§ **Data for the task**
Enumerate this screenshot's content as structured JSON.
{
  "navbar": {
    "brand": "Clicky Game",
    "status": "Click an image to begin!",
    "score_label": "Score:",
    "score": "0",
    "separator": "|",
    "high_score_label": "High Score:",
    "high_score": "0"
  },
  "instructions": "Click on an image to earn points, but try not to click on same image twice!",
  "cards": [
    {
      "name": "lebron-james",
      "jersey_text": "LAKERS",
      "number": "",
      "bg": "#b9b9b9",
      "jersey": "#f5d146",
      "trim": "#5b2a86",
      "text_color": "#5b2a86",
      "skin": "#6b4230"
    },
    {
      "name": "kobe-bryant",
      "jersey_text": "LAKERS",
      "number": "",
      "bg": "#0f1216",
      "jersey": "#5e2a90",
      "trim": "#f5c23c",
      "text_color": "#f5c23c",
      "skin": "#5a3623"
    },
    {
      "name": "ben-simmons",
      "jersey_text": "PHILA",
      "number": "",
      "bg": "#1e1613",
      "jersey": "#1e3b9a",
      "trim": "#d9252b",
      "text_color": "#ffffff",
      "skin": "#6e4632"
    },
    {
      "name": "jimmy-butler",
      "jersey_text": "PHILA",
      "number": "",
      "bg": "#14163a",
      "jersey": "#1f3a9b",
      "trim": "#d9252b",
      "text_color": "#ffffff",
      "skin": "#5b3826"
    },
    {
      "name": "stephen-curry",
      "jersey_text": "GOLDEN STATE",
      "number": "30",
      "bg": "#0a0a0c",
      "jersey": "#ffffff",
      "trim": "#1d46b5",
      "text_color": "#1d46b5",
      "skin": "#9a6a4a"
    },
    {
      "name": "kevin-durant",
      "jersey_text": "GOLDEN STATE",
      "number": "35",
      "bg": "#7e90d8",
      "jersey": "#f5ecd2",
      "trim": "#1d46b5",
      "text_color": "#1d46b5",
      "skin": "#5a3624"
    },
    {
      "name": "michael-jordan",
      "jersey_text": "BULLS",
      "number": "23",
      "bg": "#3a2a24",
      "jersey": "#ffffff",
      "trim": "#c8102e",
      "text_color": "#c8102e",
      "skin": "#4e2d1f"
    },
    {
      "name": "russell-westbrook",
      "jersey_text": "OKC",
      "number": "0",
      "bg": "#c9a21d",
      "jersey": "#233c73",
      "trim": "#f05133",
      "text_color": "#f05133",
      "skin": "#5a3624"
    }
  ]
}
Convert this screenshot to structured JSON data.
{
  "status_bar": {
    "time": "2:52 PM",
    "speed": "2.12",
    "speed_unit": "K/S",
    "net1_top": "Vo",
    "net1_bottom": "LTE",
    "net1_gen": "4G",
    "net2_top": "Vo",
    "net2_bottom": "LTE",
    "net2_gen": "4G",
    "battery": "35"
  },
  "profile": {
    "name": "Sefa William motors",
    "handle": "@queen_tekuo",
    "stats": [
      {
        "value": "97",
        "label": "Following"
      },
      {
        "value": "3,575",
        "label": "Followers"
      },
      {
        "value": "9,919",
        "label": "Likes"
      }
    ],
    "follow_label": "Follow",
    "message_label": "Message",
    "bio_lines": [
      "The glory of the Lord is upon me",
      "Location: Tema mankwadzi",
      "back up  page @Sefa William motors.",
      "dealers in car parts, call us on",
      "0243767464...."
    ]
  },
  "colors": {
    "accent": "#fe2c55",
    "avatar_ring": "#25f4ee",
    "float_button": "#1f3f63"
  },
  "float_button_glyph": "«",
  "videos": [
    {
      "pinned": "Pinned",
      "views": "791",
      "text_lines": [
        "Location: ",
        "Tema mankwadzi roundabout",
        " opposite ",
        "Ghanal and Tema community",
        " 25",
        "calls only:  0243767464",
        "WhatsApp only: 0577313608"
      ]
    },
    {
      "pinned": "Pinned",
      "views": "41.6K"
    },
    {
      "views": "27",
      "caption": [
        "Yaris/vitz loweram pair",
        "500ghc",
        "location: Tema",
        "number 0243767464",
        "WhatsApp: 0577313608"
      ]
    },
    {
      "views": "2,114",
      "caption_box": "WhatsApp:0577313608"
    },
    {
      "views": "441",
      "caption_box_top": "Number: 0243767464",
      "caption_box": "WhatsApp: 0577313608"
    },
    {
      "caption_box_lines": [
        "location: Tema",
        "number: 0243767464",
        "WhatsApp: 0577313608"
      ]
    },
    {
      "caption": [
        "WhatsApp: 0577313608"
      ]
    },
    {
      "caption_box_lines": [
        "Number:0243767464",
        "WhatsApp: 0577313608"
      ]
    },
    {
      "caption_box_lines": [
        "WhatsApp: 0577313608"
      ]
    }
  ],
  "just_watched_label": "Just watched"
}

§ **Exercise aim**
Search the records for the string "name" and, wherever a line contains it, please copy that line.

§ **The answer**
      "name": "lebron-james",
      "name": "kobe-bryant",
      "name": "ben-simmons",
      "name": "jimmy-butler",
      "name": "stephen-curry",
      "name": "kevin-durant",
      "name": "michael-jordan",
      "name": "russell-westbrook",
    "name": "Sefa William motors",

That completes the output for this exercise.